> SUPPLIED ENTRIES
◆ ◆ ◆ ◆ ◆
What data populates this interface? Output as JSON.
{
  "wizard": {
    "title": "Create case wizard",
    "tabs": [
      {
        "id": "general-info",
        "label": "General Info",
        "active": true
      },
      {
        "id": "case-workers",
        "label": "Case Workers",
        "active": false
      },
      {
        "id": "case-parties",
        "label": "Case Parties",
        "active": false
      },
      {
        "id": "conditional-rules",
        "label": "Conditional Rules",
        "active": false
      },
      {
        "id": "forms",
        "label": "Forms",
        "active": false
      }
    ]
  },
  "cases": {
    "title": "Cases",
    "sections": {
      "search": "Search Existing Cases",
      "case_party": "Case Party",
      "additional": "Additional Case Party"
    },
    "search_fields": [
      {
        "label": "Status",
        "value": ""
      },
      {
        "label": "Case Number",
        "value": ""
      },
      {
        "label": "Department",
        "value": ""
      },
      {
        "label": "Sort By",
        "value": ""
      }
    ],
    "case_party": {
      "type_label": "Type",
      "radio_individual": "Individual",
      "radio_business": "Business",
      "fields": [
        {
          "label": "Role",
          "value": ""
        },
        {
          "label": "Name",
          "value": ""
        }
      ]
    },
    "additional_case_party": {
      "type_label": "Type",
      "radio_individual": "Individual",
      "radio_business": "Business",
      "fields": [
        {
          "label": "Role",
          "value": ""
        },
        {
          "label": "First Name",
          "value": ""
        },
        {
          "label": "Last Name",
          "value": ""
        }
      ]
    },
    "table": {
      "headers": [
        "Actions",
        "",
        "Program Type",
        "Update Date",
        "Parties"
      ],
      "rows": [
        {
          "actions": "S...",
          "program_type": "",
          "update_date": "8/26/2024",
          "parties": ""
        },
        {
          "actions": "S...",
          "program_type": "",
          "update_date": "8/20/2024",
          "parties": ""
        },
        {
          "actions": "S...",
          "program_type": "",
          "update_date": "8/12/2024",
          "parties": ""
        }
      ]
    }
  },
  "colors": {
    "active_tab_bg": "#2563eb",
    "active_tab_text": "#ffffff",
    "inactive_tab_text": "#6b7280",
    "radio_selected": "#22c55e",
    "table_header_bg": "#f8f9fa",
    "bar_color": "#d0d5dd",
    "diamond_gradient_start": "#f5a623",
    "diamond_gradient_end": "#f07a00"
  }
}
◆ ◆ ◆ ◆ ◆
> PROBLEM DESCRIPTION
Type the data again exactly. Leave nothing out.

> TASK RESPONSE
What data populates this interface? Output as JSON.
{
  "wizard": {
    "title": "Create case wizard",
    "tabs": [
      {
        "id": "general-info",
        "label": "General Info",
        "active": true
      },
      {
        "id": "case-workers",
        "label": "Case Workers",
        "active": false
      },
      {
        "id": "case-parties",
        "label": "Case Parties",
        "active": false
      },
      {
        "id": "conditional-rules",
        "label": "Conditional Rules",
        "active": false
      },
      {
        "id": "forms",
        "label": "Forms",
        "active": false
      }
    ]
  },
  "cases": {
    "title": "Cases",
    "sections": {
      "search": "Search Existing Cases",
      "case_party": "Case Party",
      "additional": "Additional Case Party"
    },
    "search_fields": [
      {
        "label": "Status",
        "value": ""
      },
      {
        "label": "Case Number",
        "value": ""
      },
      {
        "label": "Department",
        "value": ""
      },
      {
        "label": "Sort By",
        "value": ""
      }
    ],
    "case_party": {
      "type_label": "Type",
      "radio_individual": "Individual",
      "radio_business": "Business",
      "fields": [
        {
          "label": "Role",
          "value": ""
        },
        {
          "label": "Name",
          "value": ""
        }
      ]
    },
    "additional_case_party": {
      "type_label": "Type",
      "radio_individual": "Individual",
      "radio_business": "Business",
      "fields": [
        {
          "label": "Role",
          "value": ""
        },
        {
          "label": "First Name",
          "value": ""
        },
        {
          "label": "Last Name",
          "value": ""
        }
      ]
    },
    "table": {
      "headers": [
        "Actions",
        "",
        "Program Type",
        "Update Date",
        "Parties"
      ],
      "rows": [
        {
          "actions": "S...",
          "program_type": "",
          "update_date": "8/26/2024",
          "parties": ""
        },
        {
          "actions": "S...",
          "program_type": "",
          "update_date": "8/20/2024",
          "parties": ""
        },
        {
          "actions": "S...",
          "program_type": "",
          "update_date": "8/12/2024",
          "parties": ""
        }
      ]
    }
  },
  "colors": {
    "active_tab_bg": "#2563eb",
    "active_tab_text": "#ffffff",
    "inactive_tab_text": "#6b7280",
    "radio_selected": "#22c55e",
    "table_header_bg": "#f8f9fa",
    "bar_color": "#d0d5dd",
    "diamond_gradient_start": "#f5a623",
    "diamond_gradient_end": "#f07a00"
  }
}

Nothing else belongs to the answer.